Pyongyang says it conducted “another crucial test” at Sohae site. US Special Representative for North Korea Stephen Biegun arrived in Seoul on Sunday for a “close coordination” with allies amid the deadlock in the denuclearization talks with Pyongyang just weeks before the communist regime’s year-end deadline. A day before, North Korea issued statements to announce that it had carried out “another crucial test” at a satellite launching site, warning the United States to “hold off” any action to “rattle” the regime. During his three-day trip here, the US special envoy is expected to meet with officials here to discuss on the


By Zaffar Abbas
December 16, 2019

Diplomacy

Myanmar to be sincere in implementing Rohingya repatriation deal

This according to the Bangladeshi Foreign Minister.

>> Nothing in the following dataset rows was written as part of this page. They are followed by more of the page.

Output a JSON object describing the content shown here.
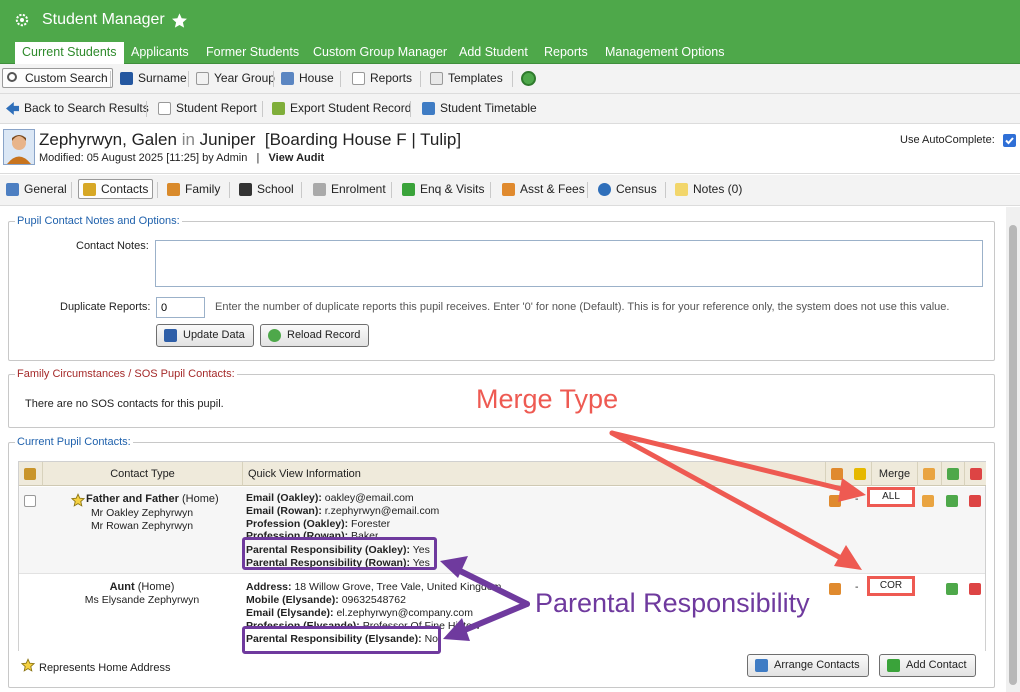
{
  "app": {
    "title": "Student Manager"
  },
  "nav": {
    "tabs": [
      "Current Students",
      "Applicants",
      "Former Students",
      "Custom Group Manager",
      "Add Student",
      "Reports",
      "Management Options"
    ],
    "active": "Current Students"
  },
  "toolbar1": {
    "custom_search": "Custom Search",
    "surname": "Surname",
    "year_group": "Year Group",
    "house": "House",
    "reports": "Reports",
    "templates": "Templates"
  },
  "toolbar2": {
    "back": "Back to Search Results",
    "student_report": "Student Report",
    "export": "Export Student Record",
    "timetable": "Student Timetable"
  },
  "pupil": {
    "surname_first": "Zephyrwyn, Galen",
    "in_word": "in",
    "group": "Juniper",
    "house_label": "[Boarding House F | Tulip]",
    "modified": "Modified: 05 August 2025 [11:25] by Admin",
    "separator": "|",
    "view_audit": "View Audit",
    "autocomplete_label": "Use AutoComplete:"
  },
  "tabs2": {
    "general": "General",
    "contacts": "Contacts",
    "family": "Family",
    "school": "School",
    "enrolment": "Enrolment",
    "enq": "Enq & Visits",
    "asst": "Asst & Fees",
    "census": "Census",
    "notes": "Notes (0)"
  },
  "notes_section": {
    "legend": "Pupil Contact Notes and Options:",
    "contact_notes_label": "Contact Notes:",
    "duplicate_label": "Duplicate Reports:",
    "duplicate_value": "0",
    "duplicate_help": "Enter the number of duplicate reports this pupil receives. Enter '0' for none (Default). This is for your reference only, the system does not use this value.",
    "update_btn": "Update Data",
    "reload_btn": "Reload Record"
  },
  "sos": {
    "legend": "Family Circumstances / SOS Pupil Contacts:",
    "message": "There are no SOS contacts for this pupil."
  },
  "contacts": {
    "legend": "Current Pupil Contacts:",
    "headers": {
      "contact_type": "Contact Type",
      "quick_view": "Quick View Information",
      "merge": "Merge"
    },
    "rows": [
      {
        "type": "Father and Father",
        "home": "(Home)",
        "names": [
          "Mr Oakley Zephyrwyn",
          "Mr Rowan Zephyrwyn"
        ],
        "info": [
          {
            "k": "Email (Oakley):",
            "v": "oakley@email.com"
          },
          {
            "k": "Email (Rowan):",
            "v": "r.zephyrwyn@email.com"
          },
          {
            "k": "Profession (Oakley):",
            "v": "Forester"
          },
          {
            "k": "Profession (Rowan):",
            "v": "Baker"
          },
          {
            "k": "Parental Responsibility (Oakley):",
            "v": "Yes"
          },
          {
            "k": "Parental Responsibility (Rowan):",
            "v": "Yes"
          }
        ],
        "dash": "-",
        "merge": "ALL"
      },
      {
        "type": "Aunt",
        "home": "(Home)",
        "names": [
          "Ms Elysande Zephyrwyn"
        ],
        "info": [
          {
            "k": "Address:",
            "v": "18 Willow Grove, Tree Vale, United Kingdom"
          },
          {
            "k": "Mobile (Elysande):",
            "v": "09632548762"
          },
          {
            "k": "Email (Elysande):",
            "v": "el.zephyrwyn@company.com"
          },
          {
            "k": "Profession (Elysande):",
            "v": "Professor Of Fine History"
          },
          {
            "k": "Parental Responsibility (Elysande):",
            "v": "No"
          }
        ],
        "dash": "-",
        "merge": "COR"
      }
    ],
    "footer_note": "Represents Home Address",
    "arrange_btn": "Arrange Contacts",
    "add_btn": "Add Contact"
  },
  "annotations": {
    "merge_type": "Merge Type",
    "parental_responsibility": "Parental Responsibility"
  },
  "colors": {
    "brand_green": "#4ea84a",
    "annotation_red": "#ee5a52",
    "annotation_purple": "#6f3a9e",
    "legend_blue": "#1f61ac"
  }
}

Bangladesh expects that Myanmar would be more tolerant towards Rohingyas after facing trial at the International Court of Justice, Foreign Minister AK Abdul Momen said today. “My expectation is that Myanmar would be sincere in implementing the bilateral deal that signed with Bangladesh on repatriating Rohingyas from Bangladesh,” he told journalists at his ministry office in Dhaka. “Myanmar has invited me before a case lodged with the International Court of Justice. In response, I told that I would go there when the Rohingyas will go back to Myanmar,” the foreign minister said. “I also invited Myanmar to visit Bangladesh to talk to their Rohingya people and to understand their expectations,” Momen said. Globally it has been established that there was a massive crime committed against the Rohingyas, that was des


By Daily Star
December 16, 2019

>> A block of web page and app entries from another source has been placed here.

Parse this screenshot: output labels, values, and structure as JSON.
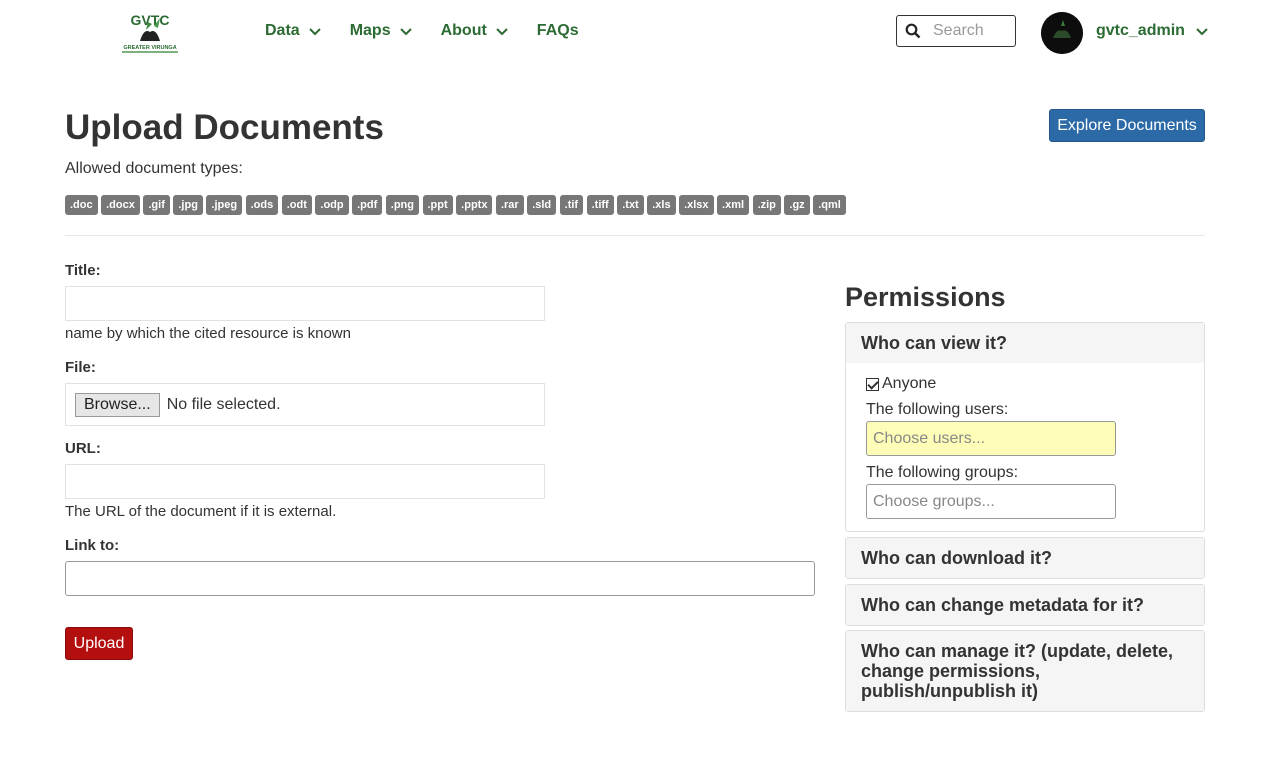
{
  "header": {
    "logo_text": "GVTC",
    "logo_subtext": "GREATER VIRUNGA",
    "nav": [
      {
        "label": "Data",
        "has_dropdown": true
      },
      {
        "label": "Maps",
        "has_dropdown": true
      },
      {
        "label": "About",
        "has_dropdown": true
      },
      {
        "label": "FAQs",
        "has_dropdown": false
      }
    ],
    "search_placeholder": "Search",
    "username": "gvtc_admin"
  },
  "page": {
    "title": "Upload Documents",
    "explore_button": "Explore Documents",
    "allowed_label": "Allowed document types:",
    "types": [
      ".doc",
      ".docx",
      ".gif",
      ".jpg",
      ".jpeg",
      ".ods",
      ".odt",
      ".odp",
      ".pdf",
      ".png",
      ".ppt",
      ".pptx",
      ".rar",
      ".sld",
      ".tif",
      ".tiff",
      ".txt",
      ".xls",
      ".xlsx",
      ".xml",
      ".zip",
      ".gz",
      ".qml"
    ]
  },
  "form": {
    "title_label": "Title:",
    "title_value": "",
    "title_help": "name by which the cited resource is known",
    "file_label": "File:",
    "browse_label": "Browse...",
    "file_status": "No file selected.",
    "url_label": "URL:",
    "url_value": "",
    "url_help": "The URL of the document if it is external.",
    "link_label": "Link to:",
    "link_value": "",
    "upload_button": "Upload"
  },
  "permissions": {
    "title": "Permissions",
    "view_heading": "Who can view it?",
    "anyone_label": "Anyone",
    "anyone_checked": true,
    "users_label": "The following users:",
    "users_placeholder": "Choose users...",
    "groups_label": "The following groups:",
    "groups_placeholder": "Choose groups...",
    "download_heading": "Who can download it?",
    "metadata_heading": "Who can change metadata for it?",
    "manage_heading": "Who can manage it? (update, delete, change permissions, publish/unpublish it)"
  },
  "colors": {
    "brand_green": "#2c6b33",
    "explore_blue": "#2b6aa6",
    "upload_red": "#b30f0f",
    "badge_grey": "#777777",
    "highlight_yellow": "#fdfdb8"
  }
}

Diplomacy

10 US senators criticise Suu Kyi for representing military’s interest

Suu Kyi is in the Hague defending Myanmar from genocide accusations. Ten US Senators have severely criticized Myanmar State Counsellor Aung San Suu Kyi for representing the military’s interest before the International Court of Justice and defending the mass atrocities committed against the Rohingyas and other ethnic minorities. “Representing the Burmese military’s interest before The Hague and defending the mass atrocities committed against the Rohingya and other ethnic minorities would undermine what remaining credibility you have before the international community, including in the US Congress,” said a letter to Suu Kyi issued on December 9. The Senators said a defense of the Burmese military at this high-profile international forum is also an affront to the inclusive, multi-cultural and democratic Burma that she claims to champion. They said when Buddhist nationalism is on the rise in


By Daily Star
December 13, 2019

Diplomacy

India under Modi is moving systematically with a supremacist agenda, says PM Imran

Imran Khan made the comments after India passed a controversial citizenship requirement. Prime Minister Imran Khan said on Thursday that India, under Prime Minister Narendra Modi, has been moving systematically with a Hindu supremacist agenda. The prime minister was referencing the controversial Citizenship Amendment Bill passed by India’s upper house amid protests on Wednesday. The bill will let the Indian government grant citizenship to millions of illegal immigrants who entered India from three neighbouring countries before 2015 — but not if they are Muslim. Modi’s government — re-elected in May and under pressure over a slowing economy — says Muslims from Afghanistan, Bangladesh and Pakistan are excluded from the legislation because they do not face discrimination in those countries. Taking to Twitter, Prime Minister I


By Asia News Network
December 13, 2019